Lasers can also be used for permanent hair removal. “It requires multiple treatments and dark hair on light skin color typically produces some of the better results.” Hair removal can be accomplished on most body parts — including hairy toes and knuckles or arms. Dr. McDaniel points out “with current equipment, white or blonde hair can be difficult to remove, but a product called Melamaxx (a lotion that is applied to light hair) may change that.
There is no salon alternative for laser tattoo/hair removal, but knowing what’s out there can help you when answering clients’ questions.
Stephanie Tippie, co-director of the Anti Aging Clinic, in Lauderhill, Fla., uses her background in medical research as a springboard for the alternative healthcare center she and her husband David, an endermologist, built. Microdermabrasion, combined with natural alternatives to Botox such as Nujuvenate, bring back the appearance of youth by gently removing the top layer of cells revealing new, fresher cells below. The Anti Aging Center recognizes the importance of hands and offers complimentary hand treatments with facials.
Mechanical exfoliation using a variety of treatments is often the first line of defense in medical spas. Combined with chemical exfoliation (such as glycolic acid peels) and at-home care, dermabrasion can reduce the appearance of fine lines and wrinkles. Depending on the level of exfoliation, a client/patient may have little or no redness immediately following treatment.
Chris Ygay, owner of Revitalize Day Spa, in Birmingham, Mich., offers treatments combined with glycolic acid to increase the effectiveness of exfoliation. “Any of the treatments used on the face can be used on the hands and feet. Our philosophy is to offer equally effective skincare in a relaxing environment and to develop a total plan that is easy. If it’s not easy, clients won’t stick with it at home.”
Licensing needed varies depending on the equipment and chemicals used. While salt/sugar scrubs and similar methods can be used by most manicurists, deeper methods fall under the rules of esthetics or medicine and must be performed by the appropriate clinician.
Erika Mangrum, CEO of aesthetic and medical practices in Raleigh, N.C., is “utilizing a diagnostic tool called the IOMA Beauty Diagnostic System that assesses the quality of skin and then can compare the structure and quality to metrics and give a comparison to others the same age, etc.” This tool is fairly new and not widely used yet. As more information is gathered, more comparisons can be made. “We can then use this information to devise a treatment plan,” she says.
Anti-Aging in the Salon

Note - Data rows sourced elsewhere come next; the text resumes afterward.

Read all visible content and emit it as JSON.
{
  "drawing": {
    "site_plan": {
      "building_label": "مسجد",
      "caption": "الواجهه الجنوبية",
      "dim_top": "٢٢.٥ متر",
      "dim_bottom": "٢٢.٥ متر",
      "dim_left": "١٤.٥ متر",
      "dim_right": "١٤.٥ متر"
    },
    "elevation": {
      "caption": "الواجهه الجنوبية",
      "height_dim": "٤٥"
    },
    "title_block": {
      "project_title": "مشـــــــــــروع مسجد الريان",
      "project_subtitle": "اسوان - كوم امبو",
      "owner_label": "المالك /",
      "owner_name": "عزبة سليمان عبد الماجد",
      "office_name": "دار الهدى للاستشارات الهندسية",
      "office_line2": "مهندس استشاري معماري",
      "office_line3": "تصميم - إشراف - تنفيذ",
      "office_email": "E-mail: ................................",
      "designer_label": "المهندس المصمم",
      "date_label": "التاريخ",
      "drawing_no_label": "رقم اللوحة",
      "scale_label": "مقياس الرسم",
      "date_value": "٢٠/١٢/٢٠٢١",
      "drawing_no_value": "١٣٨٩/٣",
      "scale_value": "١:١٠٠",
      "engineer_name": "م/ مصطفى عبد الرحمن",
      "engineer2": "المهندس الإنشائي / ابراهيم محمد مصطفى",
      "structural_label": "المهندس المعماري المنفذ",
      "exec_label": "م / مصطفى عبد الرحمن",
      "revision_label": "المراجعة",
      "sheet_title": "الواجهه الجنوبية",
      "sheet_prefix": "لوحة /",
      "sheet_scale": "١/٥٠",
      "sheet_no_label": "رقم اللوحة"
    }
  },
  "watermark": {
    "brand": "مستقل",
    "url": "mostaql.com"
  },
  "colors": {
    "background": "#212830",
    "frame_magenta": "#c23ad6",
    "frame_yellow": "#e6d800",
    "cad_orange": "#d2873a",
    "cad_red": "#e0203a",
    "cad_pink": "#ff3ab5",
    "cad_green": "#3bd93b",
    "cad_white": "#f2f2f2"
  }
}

With the trend in focusing on hands spreading in other treatment arenas, now is the time to concentrate on youth-renewing services. Give clients an array of offerings including salon services and retail products to incorporate into their anti-aging repertoires. Salons may pursue partnering with other facilities to create mutually beneficial referral policies. A few ideas:
The Ageless Manicure: Indulge clients past the elbows with this pampering option. Use a gentle sugar scrub to coax fresher skin cells to the surface. Follow up with a deep moisturizer and paraffin dip. Strips of muslin are dipped in paraffin and wrapped around the upper arm to achieve the ultimate treatment for elbows. Wrap in plastic and then a warm towel while the client relaxes. Follow up with a magnificent massage and polish.
Sole Solution Pedicure: Rough flaky skin and unruly calluses get the boot with this super deluxe pedi. Combine the benefits of mechanical exfoliation using a scrub and/or foot file with chemical exfoliators containing ingredients such as alpha- or beta-hydroxy acids. After soaking in a milk bath, trim toenails, massage, and apply polish.
Says Chris Ygay, owner of Revitalize Day Spa, “Educate clients on the youth-renewing benefits of the different exfoliation methods offered. Products and home care should be designed to save time while offering maximum results for the individual."